Records follow. Select each line holding "value".

----- Material provided -----

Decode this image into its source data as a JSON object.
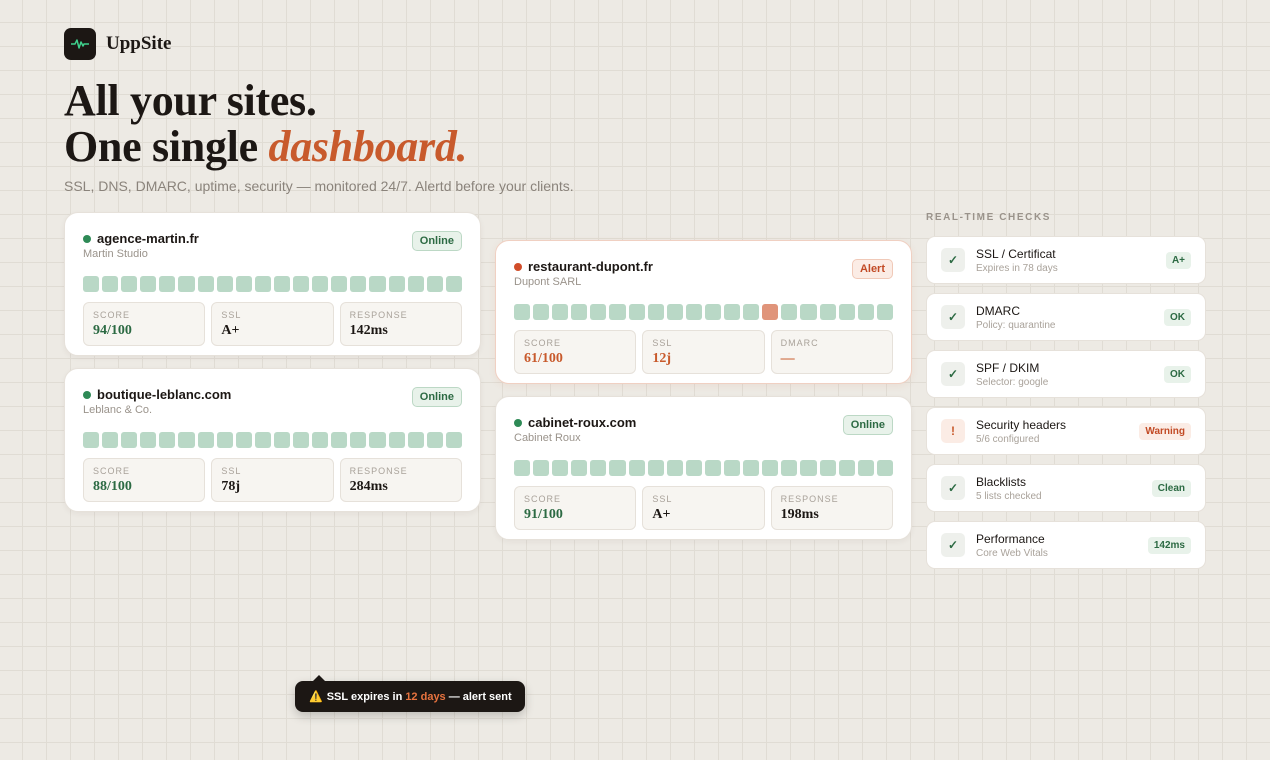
{
  "brand": {
    "name": "UppSite"
  },
  "hero": {
    "line1": "All your sites.",
    "line2_prefix": "One single ",
    "line2_accent": "dashboard.",
    "subtitle": "SSL, DNS, DMARC, uptime, security — monitored 24/7. Alertd before your clients."
  },
  "colors": {
    "accent": "#c85a2c",
    "ok": "#2e8a56",
    "alert": "#d14d2a",
    "dark": "#1c1714"
  },
  "sites": [
    {
      "name": "agence-martin.fr",
      "owner": "Martin Studio",
      "status": "Online",
      "status_type": "ok",
      "uptime_down_index": [],
      "stats": [
        {
          "label": "SCORE",
          "value": "94/100",
          "tone": "green"
        },
        {
          "label": "SSL",
          "value": "A+",
          "tone": ""
        },
        {
          "label": "RESPONSE",
          "value": "142ms",
          "tone": ""
        }
      ]
    },
    {
      "name": "boutique-leblanc.com",
      "owner": "Leblanc & Co.",
      "status": "Online",
      "status_type": "ok",
      "uptime_down_index": [],
      "stats": [
        {
          "label": "SCORE",
          "value": "88/100",
          "tone": "green"
        },
        {
          "label": "SSL",
          "value": "78j",
          "tone": ""
        },
        {
          "label": "RESPONSE",
          "value": "284ms",
          "tone": ""
        }
      ]
    },
    {
      "name": "restaurant-dupont.fr",
      "owner": "Dupont SARL",
      "status": "Alert",
      "status_type": "bad",
      "uptime_down_index": [
        13
      ],
      "stats": [
        {
          "label": "SCORE",
          "value": "61/100",
          "tone": "orange"
        },
        {
          "label": "SSL",
          "value": "12j",
          "tone": "orange"
        },
        {
          "label": "DMARC",
          "value": "—",
          "tone": "orange"
        }
      ]
    },
    {
      "name": "cabinet-roux.com",
      "owner": "Cabinet Roux",
      "status": "Online",
      "status_type": "ok",
      "uptime_down_index": [],
      "stats": [
        {
          "label": "SCORE",
          "value": "91/100",
          "tone": "green"
        },
        {
          "label": "SSL",
          "value": "A+",
          "tone": ""
        },
        {
          "label": "RESPONSE",
          "value": "198ms",
          "tone": ""
        }
      ]
    }
  ],
  "checks": {
    "title": "REAL-TIME CHECKS",
    "items": [
      {
        "name": "SSL / Certificat",
        "desc": "Expires in 78 days",
        "badge": "A+",
        "icon": "check-icon",
        "tone": "ok"
      },
      {
        "name": "DMARC",
        "desc": "Policy: quarantine",
        "badge": "OK",
        "icon": "check-icon",
        "tone": "ok"
      },
      {
        "name": "SPF / DKIM",
        "desc": "Selector: google",
        "badge": "OK",
        "icon": "check-icon",
        "tone": "ok"
      },
      {
        "name": "Security headers",
        "desc": "5/6 configured",
        "badge": "Warning",
        "icon": "exclamation-icon",
        "tone": "warn"
      },
      {
        "name": "Blacklists",
        "desc": "5 lists checked",
        "badge": "Clean",
        "icon": "check-icon",
        "tone": "ok"
      },
      {
        "name": "Performance",
        "desc": "Core Web Vitals",
        "badge": "142ms",
        "icon": "check-icon",
        "tone": "ok"
      }
    ]
  },
  "toast": {
    "prefix": "SSL expires in",
    "highlight": "12 days",
    "suffix": "— alert sent",
    "icon": "warning-icon"
  }
}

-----

Response area:
          "value": "94/100",
          "value": "A+",
          "value": "142ms",
          "value": "88/100",
          "value": "78j",
          "value": "284ms",
          "value": "61/100",
          "value": "12j",
          "value": "—",
          "value": "91/100",
          "value": "A+",
          "value": "198ms",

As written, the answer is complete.